At least two accounts – which have now been suspended by Twitter – have been observed engaging in so-called angler phishing attacks, named after the deep-sea fish that uses a lure to capture prey. Angler phishing is a relatively new technique given rise by social media. In these attacks, a fraudulent account from a reputable company or service provider, usually posing as customer support, will target customers reaching out for help on Twitter.

These customers will then be lured to a malicious link where the attacker will attempt to trick them into giving up sensitive account or banking information. These accounts feign legitimacy by using convincing graphics and logos on their account and by including the word "ask" in their Twitter handle – a popular prefix for customer support accounts on social media.

"In each of these attempts, the customer is reaching out to the official PayPal Twitter account for support," read the Proofpoint report. "Since they are mentioning the official PayPal Twitter account through their proper handle, @PayPal, these tweets will show up on the official PayPal Twitter page. From there, the fraudulent PayPal Twitter accounts can monitor for opportunities to target customers that are expecting a response.

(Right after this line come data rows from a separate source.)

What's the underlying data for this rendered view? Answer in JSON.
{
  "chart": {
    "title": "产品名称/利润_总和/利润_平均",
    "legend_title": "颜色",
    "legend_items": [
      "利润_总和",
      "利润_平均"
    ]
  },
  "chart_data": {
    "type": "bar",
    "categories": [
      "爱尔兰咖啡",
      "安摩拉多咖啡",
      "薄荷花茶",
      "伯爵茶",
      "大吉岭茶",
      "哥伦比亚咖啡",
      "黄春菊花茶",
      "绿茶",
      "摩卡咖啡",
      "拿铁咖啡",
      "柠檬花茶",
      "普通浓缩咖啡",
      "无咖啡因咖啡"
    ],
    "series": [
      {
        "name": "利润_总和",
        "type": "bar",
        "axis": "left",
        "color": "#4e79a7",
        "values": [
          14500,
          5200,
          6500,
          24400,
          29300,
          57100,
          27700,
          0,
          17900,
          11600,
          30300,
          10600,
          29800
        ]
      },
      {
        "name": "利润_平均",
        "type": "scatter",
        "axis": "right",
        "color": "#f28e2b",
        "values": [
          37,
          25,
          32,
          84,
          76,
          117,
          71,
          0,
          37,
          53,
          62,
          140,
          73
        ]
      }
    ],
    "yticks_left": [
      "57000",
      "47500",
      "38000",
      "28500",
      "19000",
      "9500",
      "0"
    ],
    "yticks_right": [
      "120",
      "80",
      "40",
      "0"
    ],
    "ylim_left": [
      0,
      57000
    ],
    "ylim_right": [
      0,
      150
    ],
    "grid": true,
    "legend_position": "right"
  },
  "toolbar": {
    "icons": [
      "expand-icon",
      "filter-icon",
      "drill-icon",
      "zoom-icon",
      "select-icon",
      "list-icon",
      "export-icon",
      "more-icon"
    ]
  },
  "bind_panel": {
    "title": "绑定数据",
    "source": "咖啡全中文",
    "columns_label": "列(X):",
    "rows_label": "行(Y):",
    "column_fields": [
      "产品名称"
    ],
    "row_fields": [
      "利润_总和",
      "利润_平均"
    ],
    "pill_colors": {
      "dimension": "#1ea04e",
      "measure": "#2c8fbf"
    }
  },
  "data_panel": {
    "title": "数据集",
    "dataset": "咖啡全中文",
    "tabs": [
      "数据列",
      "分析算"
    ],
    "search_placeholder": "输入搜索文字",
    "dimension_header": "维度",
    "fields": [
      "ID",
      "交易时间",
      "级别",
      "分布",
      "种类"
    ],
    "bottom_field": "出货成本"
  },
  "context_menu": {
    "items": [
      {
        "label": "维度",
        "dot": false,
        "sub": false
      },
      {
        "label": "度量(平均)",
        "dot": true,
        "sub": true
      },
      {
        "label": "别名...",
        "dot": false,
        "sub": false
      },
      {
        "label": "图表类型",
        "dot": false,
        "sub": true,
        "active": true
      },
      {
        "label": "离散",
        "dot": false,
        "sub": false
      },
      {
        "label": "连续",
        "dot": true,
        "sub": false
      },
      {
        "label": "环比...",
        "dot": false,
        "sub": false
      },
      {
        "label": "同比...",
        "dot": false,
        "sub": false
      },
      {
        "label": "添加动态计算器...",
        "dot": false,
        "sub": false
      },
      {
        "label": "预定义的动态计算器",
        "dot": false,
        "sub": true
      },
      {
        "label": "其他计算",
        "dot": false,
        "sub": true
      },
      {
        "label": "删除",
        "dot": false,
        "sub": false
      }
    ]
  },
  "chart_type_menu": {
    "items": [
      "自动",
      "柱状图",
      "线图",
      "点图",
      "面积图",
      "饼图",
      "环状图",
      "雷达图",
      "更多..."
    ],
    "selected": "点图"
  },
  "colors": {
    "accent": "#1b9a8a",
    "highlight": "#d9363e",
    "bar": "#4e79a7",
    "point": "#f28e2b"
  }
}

PayPal scammers
The scammers target PayPal users looking for help on Twitter Proofpoint

"In both of these cases, the fraudulent but realistic Twitter handle, landing page, and login screen create a convincing lure that can entice users to enter their PayPal credentials into the fraudulent page, providing scammers direct access to their accounts and any funds in them."

According to Proofpoint, financial services are the main focus of angler phishing attempts, making up more than 75% of all attacks. It added that PayPal was aware of the problem and is now working with Twitter to resolve it.

FYI, the official PayPal support account is @AskPayPal. If you do get contacted by an account that looks suspicious, report it to Twitter. If in doubt, a quick look at a company's Twitter page should be enough to tell you if it's legitimate or not. As always, you'll be safe so long as you use common sense and err on the side of caution.